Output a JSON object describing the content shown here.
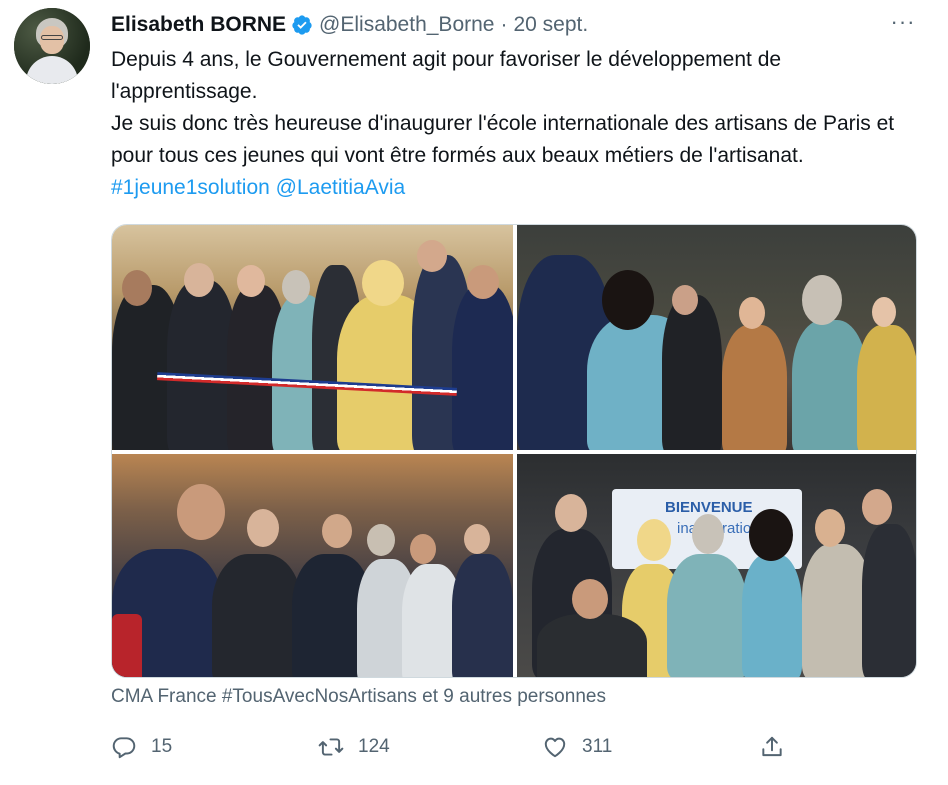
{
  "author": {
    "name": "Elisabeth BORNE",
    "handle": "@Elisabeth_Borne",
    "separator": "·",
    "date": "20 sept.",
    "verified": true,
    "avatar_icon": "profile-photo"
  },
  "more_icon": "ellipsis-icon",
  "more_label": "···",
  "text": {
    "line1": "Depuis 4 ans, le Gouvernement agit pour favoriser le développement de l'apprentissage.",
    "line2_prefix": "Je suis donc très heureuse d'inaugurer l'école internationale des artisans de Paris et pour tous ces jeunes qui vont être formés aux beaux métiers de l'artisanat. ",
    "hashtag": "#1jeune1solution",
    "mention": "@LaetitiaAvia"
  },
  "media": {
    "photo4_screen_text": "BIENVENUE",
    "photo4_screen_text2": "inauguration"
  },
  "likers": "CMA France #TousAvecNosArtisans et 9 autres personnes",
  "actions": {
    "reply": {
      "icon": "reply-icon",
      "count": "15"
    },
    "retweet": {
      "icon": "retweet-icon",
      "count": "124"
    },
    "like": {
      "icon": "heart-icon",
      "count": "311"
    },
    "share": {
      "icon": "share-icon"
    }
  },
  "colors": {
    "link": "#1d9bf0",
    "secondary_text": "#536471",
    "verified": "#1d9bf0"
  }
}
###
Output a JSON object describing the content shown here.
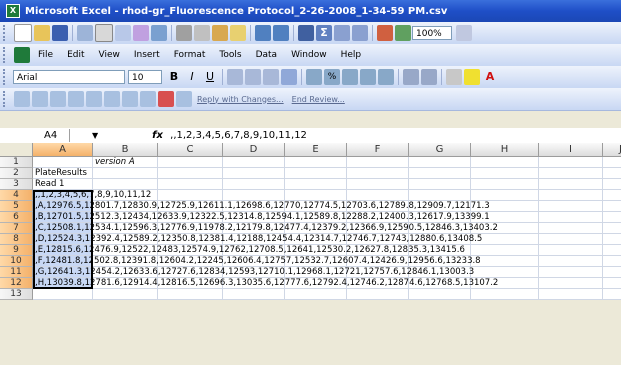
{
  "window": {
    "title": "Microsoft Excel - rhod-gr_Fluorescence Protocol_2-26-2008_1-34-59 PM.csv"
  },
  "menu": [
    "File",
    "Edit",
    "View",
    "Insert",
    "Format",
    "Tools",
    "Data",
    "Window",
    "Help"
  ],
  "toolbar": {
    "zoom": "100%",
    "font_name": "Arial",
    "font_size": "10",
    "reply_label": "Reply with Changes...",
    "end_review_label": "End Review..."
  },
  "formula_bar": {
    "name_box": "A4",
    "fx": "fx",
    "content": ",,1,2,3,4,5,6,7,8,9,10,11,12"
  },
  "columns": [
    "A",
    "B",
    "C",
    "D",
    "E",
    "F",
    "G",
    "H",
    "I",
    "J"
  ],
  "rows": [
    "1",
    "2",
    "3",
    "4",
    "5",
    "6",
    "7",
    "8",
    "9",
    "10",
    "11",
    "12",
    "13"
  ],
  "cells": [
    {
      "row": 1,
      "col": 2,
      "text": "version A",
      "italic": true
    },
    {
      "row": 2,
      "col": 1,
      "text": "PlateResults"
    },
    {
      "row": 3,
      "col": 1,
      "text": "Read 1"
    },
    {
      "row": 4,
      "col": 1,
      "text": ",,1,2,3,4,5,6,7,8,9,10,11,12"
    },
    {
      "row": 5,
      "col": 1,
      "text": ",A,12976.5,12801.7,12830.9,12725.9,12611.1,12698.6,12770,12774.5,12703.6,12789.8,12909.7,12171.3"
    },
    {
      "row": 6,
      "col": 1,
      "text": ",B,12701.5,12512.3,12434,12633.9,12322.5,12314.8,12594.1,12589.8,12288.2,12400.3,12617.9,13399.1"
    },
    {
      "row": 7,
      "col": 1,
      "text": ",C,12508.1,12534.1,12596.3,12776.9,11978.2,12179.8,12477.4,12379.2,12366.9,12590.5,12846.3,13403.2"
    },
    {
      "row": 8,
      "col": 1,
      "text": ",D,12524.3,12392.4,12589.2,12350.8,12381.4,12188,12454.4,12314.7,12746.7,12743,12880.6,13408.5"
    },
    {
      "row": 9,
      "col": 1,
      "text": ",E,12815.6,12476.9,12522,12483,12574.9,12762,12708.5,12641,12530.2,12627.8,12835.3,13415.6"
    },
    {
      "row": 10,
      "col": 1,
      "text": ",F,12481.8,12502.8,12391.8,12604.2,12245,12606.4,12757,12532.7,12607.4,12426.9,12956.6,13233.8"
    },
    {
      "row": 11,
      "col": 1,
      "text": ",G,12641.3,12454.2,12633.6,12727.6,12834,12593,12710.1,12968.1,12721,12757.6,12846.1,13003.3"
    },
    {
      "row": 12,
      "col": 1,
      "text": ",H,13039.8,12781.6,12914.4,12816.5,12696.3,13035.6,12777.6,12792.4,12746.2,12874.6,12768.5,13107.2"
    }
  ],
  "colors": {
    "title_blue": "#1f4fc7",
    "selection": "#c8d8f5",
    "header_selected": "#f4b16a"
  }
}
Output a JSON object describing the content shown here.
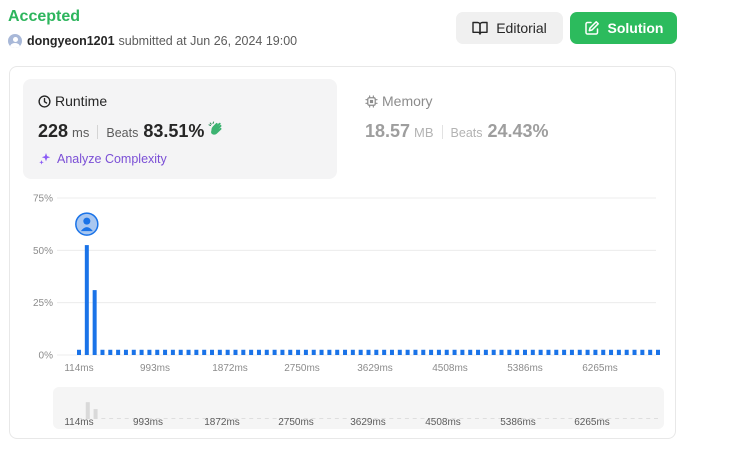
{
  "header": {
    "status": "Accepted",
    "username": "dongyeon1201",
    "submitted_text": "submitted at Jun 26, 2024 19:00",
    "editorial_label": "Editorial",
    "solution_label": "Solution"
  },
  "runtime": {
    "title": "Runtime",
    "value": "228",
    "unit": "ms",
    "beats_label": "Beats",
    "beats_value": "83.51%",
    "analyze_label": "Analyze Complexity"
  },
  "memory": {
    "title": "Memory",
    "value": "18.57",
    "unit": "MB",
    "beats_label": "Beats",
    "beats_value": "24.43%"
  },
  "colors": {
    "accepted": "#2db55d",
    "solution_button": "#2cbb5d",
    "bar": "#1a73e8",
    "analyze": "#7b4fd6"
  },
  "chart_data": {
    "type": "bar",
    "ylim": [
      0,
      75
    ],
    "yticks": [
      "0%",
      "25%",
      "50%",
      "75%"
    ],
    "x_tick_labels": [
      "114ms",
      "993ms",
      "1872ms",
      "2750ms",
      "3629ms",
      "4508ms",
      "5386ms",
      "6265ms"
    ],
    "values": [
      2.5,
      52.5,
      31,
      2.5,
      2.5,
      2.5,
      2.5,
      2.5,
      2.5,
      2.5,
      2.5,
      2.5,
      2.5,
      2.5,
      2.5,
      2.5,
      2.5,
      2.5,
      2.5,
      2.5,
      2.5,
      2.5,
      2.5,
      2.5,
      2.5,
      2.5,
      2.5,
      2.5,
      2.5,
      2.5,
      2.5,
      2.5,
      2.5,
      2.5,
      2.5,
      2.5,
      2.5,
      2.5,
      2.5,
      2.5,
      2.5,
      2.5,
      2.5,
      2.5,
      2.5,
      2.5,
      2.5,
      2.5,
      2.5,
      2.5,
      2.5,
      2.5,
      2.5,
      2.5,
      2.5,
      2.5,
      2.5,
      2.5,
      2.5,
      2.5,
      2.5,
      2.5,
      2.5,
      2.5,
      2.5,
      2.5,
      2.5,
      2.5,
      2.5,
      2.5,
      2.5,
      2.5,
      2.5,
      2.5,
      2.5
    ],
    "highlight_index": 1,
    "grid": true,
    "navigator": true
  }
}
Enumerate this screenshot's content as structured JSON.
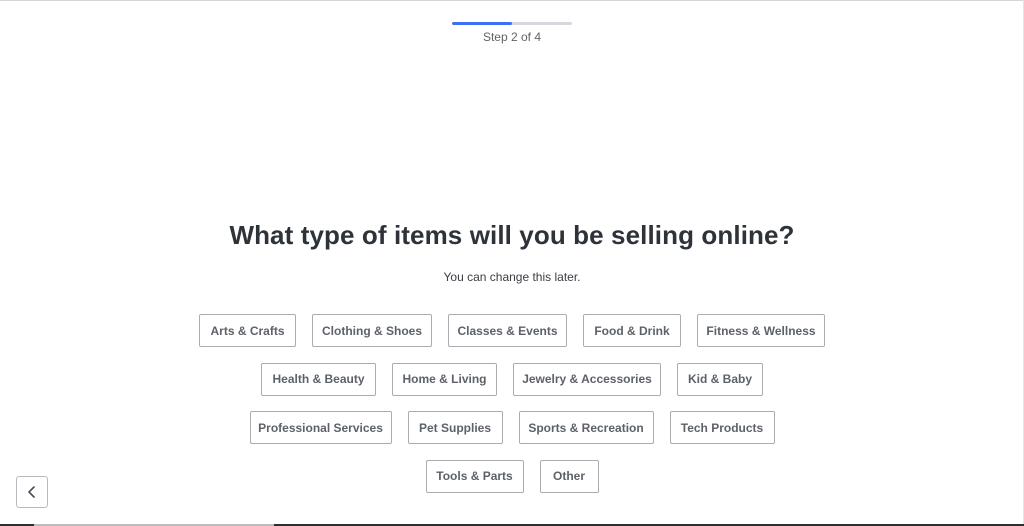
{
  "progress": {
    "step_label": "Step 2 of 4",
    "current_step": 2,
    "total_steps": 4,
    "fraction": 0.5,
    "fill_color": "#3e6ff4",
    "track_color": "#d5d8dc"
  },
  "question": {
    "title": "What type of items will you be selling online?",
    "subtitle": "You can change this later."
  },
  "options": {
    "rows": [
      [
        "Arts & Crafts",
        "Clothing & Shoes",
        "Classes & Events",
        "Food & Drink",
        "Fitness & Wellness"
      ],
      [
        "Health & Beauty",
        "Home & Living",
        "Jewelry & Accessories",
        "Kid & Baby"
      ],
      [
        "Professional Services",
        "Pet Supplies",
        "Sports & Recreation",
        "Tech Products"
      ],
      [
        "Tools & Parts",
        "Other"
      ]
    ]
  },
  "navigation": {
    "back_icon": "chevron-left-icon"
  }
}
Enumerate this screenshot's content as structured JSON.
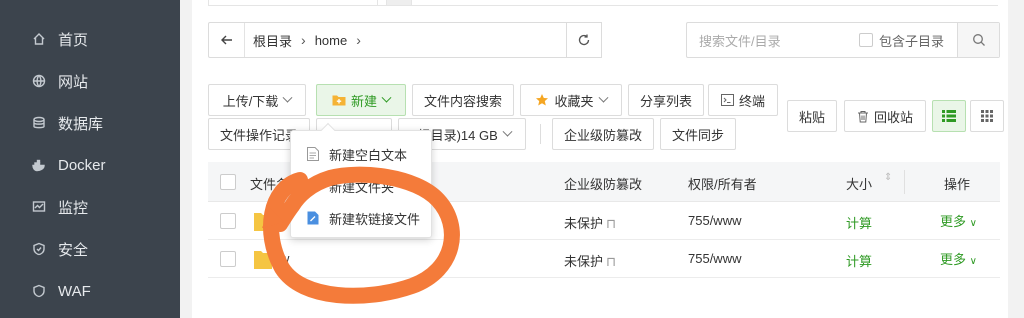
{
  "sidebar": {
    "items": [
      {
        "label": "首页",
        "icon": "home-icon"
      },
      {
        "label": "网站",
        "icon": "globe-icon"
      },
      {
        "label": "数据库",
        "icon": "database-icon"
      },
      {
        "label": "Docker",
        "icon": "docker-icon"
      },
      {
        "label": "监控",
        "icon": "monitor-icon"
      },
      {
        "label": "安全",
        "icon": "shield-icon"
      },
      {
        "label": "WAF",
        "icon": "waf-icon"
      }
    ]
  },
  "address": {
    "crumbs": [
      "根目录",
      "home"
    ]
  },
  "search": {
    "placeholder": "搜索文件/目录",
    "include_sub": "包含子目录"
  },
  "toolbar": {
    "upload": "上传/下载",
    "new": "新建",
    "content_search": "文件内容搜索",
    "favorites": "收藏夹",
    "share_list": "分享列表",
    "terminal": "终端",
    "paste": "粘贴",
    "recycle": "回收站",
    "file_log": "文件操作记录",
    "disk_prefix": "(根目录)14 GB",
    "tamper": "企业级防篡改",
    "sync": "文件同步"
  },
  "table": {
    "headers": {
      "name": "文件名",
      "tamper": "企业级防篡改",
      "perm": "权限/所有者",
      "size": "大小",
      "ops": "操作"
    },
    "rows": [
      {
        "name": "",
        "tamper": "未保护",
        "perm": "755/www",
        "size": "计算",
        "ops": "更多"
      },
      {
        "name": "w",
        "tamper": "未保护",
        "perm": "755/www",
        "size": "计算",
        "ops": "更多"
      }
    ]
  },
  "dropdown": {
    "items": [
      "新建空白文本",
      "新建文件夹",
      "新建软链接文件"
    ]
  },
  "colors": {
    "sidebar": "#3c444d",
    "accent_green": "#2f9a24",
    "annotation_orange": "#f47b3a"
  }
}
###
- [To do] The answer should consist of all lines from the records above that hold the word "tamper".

- [Reply to the task]
    "tamper": "企业级防篡改",
      "tamper": "企业级防篡改",
        "tamper": "未保护",
        "tamper": "未保护",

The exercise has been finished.